Her poignant words call us to rise to the challenges we face as individuals, communities, and as a nation. They remind us that the desert experience must be part of our everyday lives. We must take the desert road to determine what we must give up. the actions, thoughts, and words that do not live up to the Father’s will and His Son’s example of resisting temptation, bringing healing, offering peace, and living anew.

I give
up.

“You will even be handed over by parents, brothers, relatives, and friends, and they will put some of you to death. You will be hated by all because of my name, but not a hair on your head will be destroyed. By your perseverance you will secure your lives.”

Christians are oddball people. It took me quite awhile to figure that one out. They give up.

When I was young I used to read the prayers in the pew missal. There were all kinds of prayers – a prayer of confession.
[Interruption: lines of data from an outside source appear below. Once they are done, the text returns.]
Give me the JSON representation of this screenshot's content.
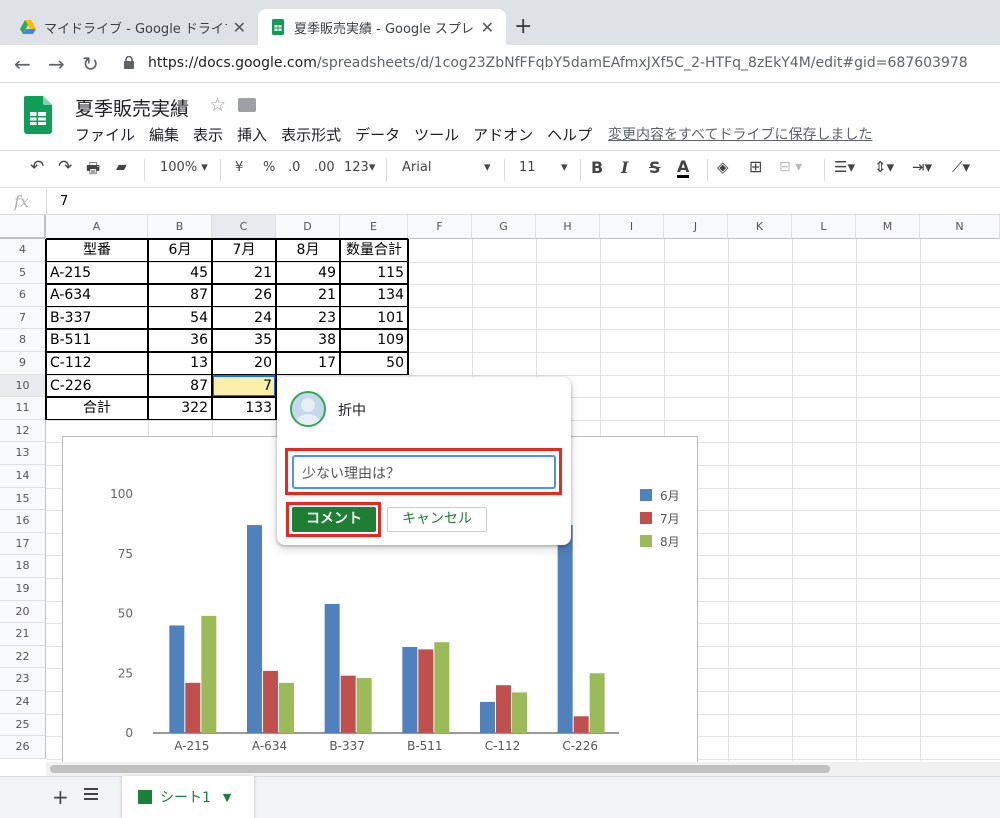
{
  "browser": {
    "tabs": [
      {
        "title": "マイドライブ - Google ドライブ",
        "active": false
      },
      {
        "title": "夏季販売実績 - Google スプレッドシ",
        "active": true
      }
    ],
    "url_host": "https://docs.google.com",
    "url_path": "/spreadsheets/d/1cog23ZbNfFFqbY5damEAfmxJXf5C_2-HTFq_8zEkY4M/edit#gid=687603978"
  },
  "doc": {
    "title": "夏季販売実績",
    "menu": [
      "ファイル",
      "編集",
      "表示",
      "挿入",
      "表示形式",
      "データ",
      "ツール",
      "アドオン",
      "ヘルプ"
    ],
    "saved_status": "変更内容をすべてドライブに保存しました"
  },
  "toolbar": {
    "zoom": "100%",
    "currency": "¥",
    "percent": "%",
    "dec_less": ".0",
    "dec_more": ".00",
    "format_more": "123",
    "font": "Arial",
    "font_size": "11",
    "bold": "B",
    "italic": "I",
    "strike": "S",
    "text_color": "A"
  },
  "formula_bar": {
    "fx": "fx",
    "value": "7"
  },
  "grid": {
    "columns": [
      "A",
      "B",
      "C",
      "D",
      "E",
      "F",
      "G",
      "H",
      "I",
      "J",
      "K",
      "L",
      "M",
      "N"
    ],
    "rows": [
      "4",
      "5",
      "6",
      "7",
      "8",
      "9",
      "10",
      "11",
      "12",
      "13",
      "14",
      "15",
      "16",
      "17",
      "18",
      "19",
      "20",
      "21",
      "22",
      "23",
      "24",
      "25",
      "26"
    ],
    "header": [
      "型番",
      "6月",
      "7月",
      "8月",
      "数量合計"
    ],
    "data": [
      [
        "A-215",
        "45",
        "21",
        "49",
        "115"
      ],
      [
        "A-634",
        "87",
        "26",
        "21",
        "134"
      ],
      [
        "B-337",
        "54",
        "24",
        "23",
        "101"
      ],
      [
        "B-511",
        "36",
        "35",
        "38",
        "109"
      ],
      [
        "C-112",
        "13",
        "20",
        "17",
        "50"
      ],
      [
        "C-226",
        "87",
        "7",
        "",
        ""
      ]
    ],
    "total": [
      "合計",
      "322",
      "133",
      "",
      ""
    ]
  },
  "comment": {
    "user": "折中",
    "text": "少ない理由は？",
    "submit_label": "コメント",
    "cancel_label": "キャンセル"
  },
  "sheets": {
    "active": "シート1"
  },
  "colors": {
    "jun": "#4f81bd",
    "jul": "#c0504d",
    "aug": "#9bbb59",
    "green": "#1e7e34",
    "highlight": "#e52a1f"
  },
  "chart_data": {
    "type": "bar",
    "title": "",
    "xlabel": "",
    "ylabel": "",
    "categories": [
      "A-215",
      "A-634",
      "B-337",
      "B-511",
      "C-112",
      "C-226"
    ],
    "series": [
      {
        "name": "6月",
        "values": [
          45,
          87,
          54,
          36,
          13,
          87
        ]
      },
      {
        "name": "7月",
        "values": [
          21,
          26,
          24,
          35,
          20,
          7
        ]
      },
      {
        "name": "8月",
        "values": [
          49,
          21,
          23,
          38,
          17,
          25
        ]
      }
    ],
    "yticks": [
      "0",
      "25",
      "50",
      "75",
      "100"
    ],
    "ylim": [
      0,
      100
    ],
    "legend": "right",
    "grid": false
  }
}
There were prayers to be said after receiving communion (something we find on pages 1-8 of our pew missal). A there was this prayer that really bothered me. A few lines from that prayer (attributed to Ignatius of Loyola):

“Take, O Lord, and receive my entire liberty, my memory, my understanding and my whole will. All that I am and all that I possess”

I said to myself – hold on – that cannot be right. Why would I give up those things? Didn’t God give me a will in the first place?

Frankly, this prayer confused and angered me. In those feelings I eventually found the source of my sin, and the source of all sin. It is our tendency to say ‘my way or the highway.’

Throughout biblical history God asked His people to surrender, to give up their will and to do His will. Again and again His people said no.

Jesus set before us the prime example of surrender as He prayed to His Father in the garden: “Abba, Father, all things are possible for you. Remove this cup from me. Yet not what I will, but what you will.” Jesus agonized over surrender so much that He sweated drops of blood. Surrender is hard work. It requires intense warfare against our tendency to say no; to say ‘my will be done.’

Jesus asks us to do the hard work of surrender each day and today’s scripture exemplifies the level of surrender we are to have. It is extreme, it is powerful, and it is scary. It means saying yes to God and no to the world – even to family and friends. It means we may be hated or even killed.

If we surrender everything to God, if we choose – and we have to choose one way or the other – we rely on God to work things out. We stop trying to manipulate, plan, force our agenda, or control the situation. We no longer react to criticism or rush to defend ourselves. Our way of relating is changed. People are no longer the other. They are now before us. We are no longer self-serving but other serving. We let go and let God work. Instead of trying harder, we trust more.

Each day let us truly give up – giving all we have up to God. In that we will be victorious. As Revelation tells us: they have conquered because they loved not their lives even unto death.